John hath seiz'd Arthur; and it cannot be, 581
That, whiles warm life plays in that infant's veins,
The mis-plac'd John should entertain an hour,
One minute, nay, one quiet breath of rest :
A sceptre, snatch'd with an unruly hand,
Must be as boisterously maintain’d as gain'd :
And he, that stands upon a slippery place,
Makes nice of no vile hold to stay him up ;
That John may stand, then Arthur needs must fall;
So be it, for it cannot be but so. 590
Lewis. But what shall I gain by young Arthur's fall
e Pand. You, in the right of lady Blanch your wife,
May then make all the claim that Arthur did.
Lewis. And lose it, life and all, as Arthur did.
Pand. How green you are, and fresh in this old
John lays you plots; the times conspire with you :
For he, that steeps his safety in true blood,
Shall find but bloody safety, and untrue.
This act, so evilly born, shall cool the hearts
Of all his people, and freeze up their zeal; 6oo
That none so small advantage shall step forth,
To check his reign, but they will cherish it:
No matural exhalation in the sky,
No scape of nature, no distemper'd day,
No common wind, no customed event,
But they will pluck away his natural cause,
And call them meteors, prodigies, and signs,
Abortives, presages, and tongues of heaven,
Plainly denouncing vengeance upon John.
Iewis. May be, he will not touch young Arthur's
But hold himself safe in his prisonment.
Pand.

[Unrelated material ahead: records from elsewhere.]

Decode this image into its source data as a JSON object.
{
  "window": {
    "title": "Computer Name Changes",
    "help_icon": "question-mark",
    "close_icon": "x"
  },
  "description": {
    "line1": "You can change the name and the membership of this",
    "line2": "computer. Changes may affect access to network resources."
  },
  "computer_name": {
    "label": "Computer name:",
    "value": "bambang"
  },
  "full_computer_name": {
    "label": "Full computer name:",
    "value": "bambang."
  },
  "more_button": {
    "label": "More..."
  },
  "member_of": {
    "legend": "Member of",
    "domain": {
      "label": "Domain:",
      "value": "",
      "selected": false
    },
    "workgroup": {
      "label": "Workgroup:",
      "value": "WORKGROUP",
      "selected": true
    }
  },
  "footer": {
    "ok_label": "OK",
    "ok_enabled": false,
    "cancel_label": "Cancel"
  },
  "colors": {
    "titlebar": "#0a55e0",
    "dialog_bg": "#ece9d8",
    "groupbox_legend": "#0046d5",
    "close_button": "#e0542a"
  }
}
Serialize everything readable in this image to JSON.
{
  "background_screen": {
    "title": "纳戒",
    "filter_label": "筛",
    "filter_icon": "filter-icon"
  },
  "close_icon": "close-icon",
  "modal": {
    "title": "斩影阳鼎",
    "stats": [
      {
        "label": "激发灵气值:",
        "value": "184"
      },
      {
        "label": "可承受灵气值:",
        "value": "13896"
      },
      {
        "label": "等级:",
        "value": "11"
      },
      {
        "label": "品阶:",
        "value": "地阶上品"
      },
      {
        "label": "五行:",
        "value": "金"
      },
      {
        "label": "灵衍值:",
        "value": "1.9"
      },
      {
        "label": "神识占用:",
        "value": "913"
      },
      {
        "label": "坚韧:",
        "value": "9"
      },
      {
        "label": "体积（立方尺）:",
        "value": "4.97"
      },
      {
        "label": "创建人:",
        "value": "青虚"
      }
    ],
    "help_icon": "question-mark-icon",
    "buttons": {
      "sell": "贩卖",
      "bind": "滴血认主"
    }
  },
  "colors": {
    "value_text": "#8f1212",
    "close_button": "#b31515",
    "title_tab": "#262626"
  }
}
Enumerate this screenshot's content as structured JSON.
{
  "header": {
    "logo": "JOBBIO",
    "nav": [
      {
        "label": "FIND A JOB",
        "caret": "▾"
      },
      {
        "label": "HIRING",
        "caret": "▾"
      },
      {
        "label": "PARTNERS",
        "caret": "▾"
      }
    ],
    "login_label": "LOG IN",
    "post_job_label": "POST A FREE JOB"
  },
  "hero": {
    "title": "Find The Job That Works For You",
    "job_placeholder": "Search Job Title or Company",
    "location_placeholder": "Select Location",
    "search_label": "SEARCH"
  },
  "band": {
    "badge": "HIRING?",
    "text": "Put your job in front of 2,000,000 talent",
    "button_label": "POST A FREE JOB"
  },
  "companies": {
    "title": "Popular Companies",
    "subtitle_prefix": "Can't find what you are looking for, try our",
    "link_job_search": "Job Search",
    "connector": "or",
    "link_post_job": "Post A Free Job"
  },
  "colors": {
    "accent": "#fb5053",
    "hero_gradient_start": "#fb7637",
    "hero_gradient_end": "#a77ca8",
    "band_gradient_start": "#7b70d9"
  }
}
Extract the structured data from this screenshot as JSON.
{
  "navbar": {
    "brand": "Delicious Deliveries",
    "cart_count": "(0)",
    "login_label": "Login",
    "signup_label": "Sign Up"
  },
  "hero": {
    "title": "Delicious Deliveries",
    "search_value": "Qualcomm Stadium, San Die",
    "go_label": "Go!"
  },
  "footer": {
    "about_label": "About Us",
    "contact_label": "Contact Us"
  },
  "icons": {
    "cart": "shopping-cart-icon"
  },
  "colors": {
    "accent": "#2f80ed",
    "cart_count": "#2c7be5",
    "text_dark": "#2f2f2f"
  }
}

O, sir, when he shall hear of your approach,
If that young Arthur be not gone already,
Even at that news he dies: and then the hearts
Of all his people shall revolt from him,
And kiss the lips of unacquainted change;
And pick strong matter of revolt, and wrath,
Out of the bloody fingers' ends of John.
Methinks, I see this hurly all on foot;
And, O, what better matter breeds for you, 620
Than I have nam'd l—The bastard Faulconbridge
Is now in England, ransacking the church,
Offending charity: If but a dozen French
Were there in arms, they would be as a call
To train ten thousand English to their side;
Or, as a little snow, tumbled about,
Anon becomes a mountain. O noble dauphin,
Go with me to the king: 'Tis wonderful,
What may be wrought out of their discontent:
Now that their souls are top-full of offence, 630
For England go; I will whet on the king.
Lewis. Strong reasons make strong actions : Let
us go ;
If you say, Ay, the king will not say, No. [Exeunt.
'ngland. Northampton. A Room in the Castle. Enter HUBERT, and Executioners.
H At me these irons hot; and, look thou stand
Within the arras : when I strike my foot
Jon the bosom of the ground, rush forth;
Aud bind the boy, which you shall find with me,
Fst to the chair: be heedful : hence, and watch.
Exec. I hope, your warrant will bear out the deed.
Hub. Uncleanly scruples | Fear not you : look to't.—
"oung lad, come forth; I have to say with you.
Arth. Good morrow, Hubert.
Hub. Good morrow, little prince. 10.
Arth. As little prince (having so great a title
so be more prince) as may be.—You are sad.
Hub. Indeed, I have been merrier.
Arth. Mercy on me !
Wethinks, no body should be sad, but I :
Yet, I remember, when I was in France,
Woung gentlemen would be as sad as might,
Only for wantonness. By my christendom,
So I were out of prison, and kept sheep,